DPP calls for post-quake changes to law on disaster prevention, relief
By Stephanie Chao ,The China Post
February 16, 2016, 12:02 am TWN
TAIPEI, Taiwan -- The Democratic Progressive Party (DPP) caucus called for amendments to the Disaster Prevention and Relief Act (災害防救法) on Monday at the Legislative Yuan and immediate remedial programs to assist victims for a more flexible post-disaster recovery.
Citing soil liquefaction as a major consideration to be addressed after the Feb. 6 Kaohsiung Meinong earthquake, DPP Legislator Chen Ting-fei (陳亭妃) suggested that soil liquefaction should be included into the Disaster Prevention and Relief Act for victims to apply for grants.
Currently, only victims of circumstances such as floods, earthquakes, droughts, cold spells and mudslides are eligible for grants.
Chen also said that in the latest figures released by Tainan City Government, over 600 Tainan households are currently situated in soft-soil areas.
"The refugees are sleeping in the mud," Chen said. "The Construction and Planning Agency (CPA) of the Ministry of the Interior (MOI, 內政部) should provide necessary assistance" as soon as possible.
A new law to cover post-disaster recovery work and financial aid should be also considered, the legislator stated.
Chen also criticized the government for following past post-disaster rent assistance policy, which he claims fails to take into account how housing prices could have increased since the law came into force.
A post-Typhoon Morakot law states victims are eligible to receive a monthly NT$6,000 payment for three people and under households; NT$8,000 for four-person households and NT$10,000 for five-person households.

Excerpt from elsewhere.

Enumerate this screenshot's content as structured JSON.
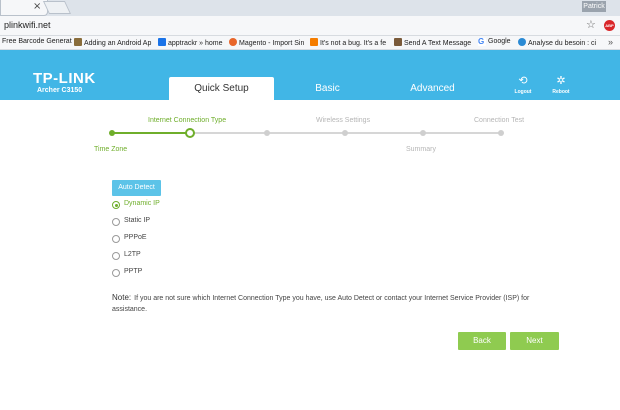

For families with grandparents living under the same roof, seven-person households can only receive NT$10,000. Victims of the Kaohsiung Meinong earthquake who shared a home with three generations of their family have stated that is difficult to rent a house on that amount.
However, CPA Chief Engineer Wu Hung-shuo (吳宏碩) said that legal revisions to the Act will be for the Executive Yuan to discuss.
According to local media, the issue is slated to be cleared up by Feb. 18 this week.